I’ll just cover these transactions briefly, since they are quite some time back and the prices have changed. I bought both Sheng Shiong and Dairy Farm last year due to attractive prices, and because I generally like the consumer supermarket business. Sheng Shiong has really good growth and strong free cash flow, while Dairy Farm is the king of supermarkets in Asia.
For the first time ever, I will be publishing results for my stock portfolio! This is all made possible with the DrWealth platform, which you can use to track returns for free. I have been using it daily for some time, and the process has been a breeze. No more dealing with Forex differences, and the best part is: no more manual entry of dividends. If you’re looking for a convenient way of tracking your portfolio’s performance, you should definitely try out the app.
I have tracked my portfolio against the STI, as this is an all SGX portfolio.
The one-year performance is about 21%, while STI returned 7.7%. Pretty decent outperformance.
The three-month returns is about 8%, while STI returned around 3.1%. Again, I am quite happy with the results.
Finally, let’s have a look at the overall asset allocation.
Bear in mind that this is just for my SGX portfolio, and not my entire stock portfolio which includes US, European and Hong Kong stocks as well. About 45% of my investments are in REITS and the rest in stocks.

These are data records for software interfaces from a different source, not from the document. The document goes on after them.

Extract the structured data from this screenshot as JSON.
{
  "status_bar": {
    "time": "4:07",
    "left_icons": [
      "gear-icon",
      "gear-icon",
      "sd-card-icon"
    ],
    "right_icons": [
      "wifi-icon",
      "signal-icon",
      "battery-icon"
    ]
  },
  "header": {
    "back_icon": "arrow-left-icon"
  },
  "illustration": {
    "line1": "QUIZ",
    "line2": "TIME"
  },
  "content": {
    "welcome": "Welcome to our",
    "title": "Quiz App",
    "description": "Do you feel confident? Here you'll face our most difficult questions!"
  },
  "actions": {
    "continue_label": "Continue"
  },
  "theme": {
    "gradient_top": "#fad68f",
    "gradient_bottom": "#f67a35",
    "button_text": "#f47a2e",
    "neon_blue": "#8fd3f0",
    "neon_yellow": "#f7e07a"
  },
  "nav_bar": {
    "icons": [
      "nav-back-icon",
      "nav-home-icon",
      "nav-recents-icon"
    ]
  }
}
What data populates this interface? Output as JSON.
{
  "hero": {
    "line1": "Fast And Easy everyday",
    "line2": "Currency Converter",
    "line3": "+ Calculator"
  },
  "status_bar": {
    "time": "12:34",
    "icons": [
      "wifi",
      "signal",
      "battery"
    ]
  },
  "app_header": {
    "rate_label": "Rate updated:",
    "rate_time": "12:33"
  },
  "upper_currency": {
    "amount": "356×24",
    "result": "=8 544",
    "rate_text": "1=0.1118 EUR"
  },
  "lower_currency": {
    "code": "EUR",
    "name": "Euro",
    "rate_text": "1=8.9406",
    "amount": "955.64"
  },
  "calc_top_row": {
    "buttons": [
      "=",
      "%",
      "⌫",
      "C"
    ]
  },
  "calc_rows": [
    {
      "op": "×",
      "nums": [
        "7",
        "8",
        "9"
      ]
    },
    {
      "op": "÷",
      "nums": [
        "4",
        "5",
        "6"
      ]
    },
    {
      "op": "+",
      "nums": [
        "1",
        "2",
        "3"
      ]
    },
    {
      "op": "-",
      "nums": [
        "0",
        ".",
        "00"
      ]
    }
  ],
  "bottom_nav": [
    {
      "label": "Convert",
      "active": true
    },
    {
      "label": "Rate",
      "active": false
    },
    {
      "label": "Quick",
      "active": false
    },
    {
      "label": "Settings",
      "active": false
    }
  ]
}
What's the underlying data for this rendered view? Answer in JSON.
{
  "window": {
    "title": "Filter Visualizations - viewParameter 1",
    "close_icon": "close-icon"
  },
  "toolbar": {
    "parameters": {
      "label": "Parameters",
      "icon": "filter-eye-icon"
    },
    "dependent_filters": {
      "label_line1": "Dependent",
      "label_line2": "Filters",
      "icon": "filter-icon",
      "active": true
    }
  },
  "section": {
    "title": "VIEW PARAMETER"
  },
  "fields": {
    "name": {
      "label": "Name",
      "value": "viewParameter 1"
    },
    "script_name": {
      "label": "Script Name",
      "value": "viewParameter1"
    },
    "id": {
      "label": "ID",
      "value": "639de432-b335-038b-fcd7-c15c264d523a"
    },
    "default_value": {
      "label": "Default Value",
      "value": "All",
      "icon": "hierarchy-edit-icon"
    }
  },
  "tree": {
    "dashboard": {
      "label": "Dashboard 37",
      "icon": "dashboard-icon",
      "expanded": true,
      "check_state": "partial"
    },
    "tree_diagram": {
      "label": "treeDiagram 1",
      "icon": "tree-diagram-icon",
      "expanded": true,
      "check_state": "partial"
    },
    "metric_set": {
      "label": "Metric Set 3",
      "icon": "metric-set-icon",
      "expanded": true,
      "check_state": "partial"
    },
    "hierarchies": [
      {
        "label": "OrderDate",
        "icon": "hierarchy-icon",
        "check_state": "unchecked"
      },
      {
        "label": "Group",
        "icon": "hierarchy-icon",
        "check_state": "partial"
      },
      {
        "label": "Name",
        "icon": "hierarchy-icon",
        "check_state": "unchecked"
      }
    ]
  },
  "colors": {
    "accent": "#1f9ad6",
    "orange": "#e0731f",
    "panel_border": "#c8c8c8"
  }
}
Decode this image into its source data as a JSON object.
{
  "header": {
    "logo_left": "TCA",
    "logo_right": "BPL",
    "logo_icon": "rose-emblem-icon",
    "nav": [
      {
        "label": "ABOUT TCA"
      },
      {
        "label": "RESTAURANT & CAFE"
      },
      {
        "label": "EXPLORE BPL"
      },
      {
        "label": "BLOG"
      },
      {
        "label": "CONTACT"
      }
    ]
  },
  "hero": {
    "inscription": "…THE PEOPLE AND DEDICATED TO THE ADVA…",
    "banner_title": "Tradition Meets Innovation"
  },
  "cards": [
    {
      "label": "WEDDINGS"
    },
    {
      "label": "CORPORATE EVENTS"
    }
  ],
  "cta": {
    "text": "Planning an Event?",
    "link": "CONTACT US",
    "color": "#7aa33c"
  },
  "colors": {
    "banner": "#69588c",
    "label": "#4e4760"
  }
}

This article originally appeared on Calvin Yeo’s blog and has been republished here with permission.